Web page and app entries
------------------------------------------------------------------------

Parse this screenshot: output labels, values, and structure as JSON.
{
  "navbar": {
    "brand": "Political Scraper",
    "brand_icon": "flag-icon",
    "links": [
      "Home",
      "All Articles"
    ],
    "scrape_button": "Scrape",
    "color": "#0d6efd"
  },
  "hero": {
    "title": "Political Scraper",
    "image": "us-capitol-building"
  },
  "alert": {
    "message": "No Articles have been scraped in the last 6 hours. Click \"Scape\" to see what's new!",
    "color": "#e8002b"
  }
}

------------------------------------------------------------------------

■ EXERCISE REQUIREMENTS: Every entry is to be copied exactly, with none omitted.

■ EXERCISE SOLUTION:
Parse this screenshot: output labels, values, and structure as JSON.
{
  "navbar": {
    "brand": "Political Scraper",
    "brand_icon": "flag-icon",
    "links": [
      "Home",
      "All Articles"
    ],
    "scrape_button": "Scrape",
    "color": "#0d6efd"
  },
  "hero": {
    "title": "Political Scraper",
    "image": "us-capitol-building"
  },
  "alert": {
    "message": "No Articles have been scraped in the last 6 hours. Click \"Scape\" to see what's new!",
    "color": "#e8002b"
  }
}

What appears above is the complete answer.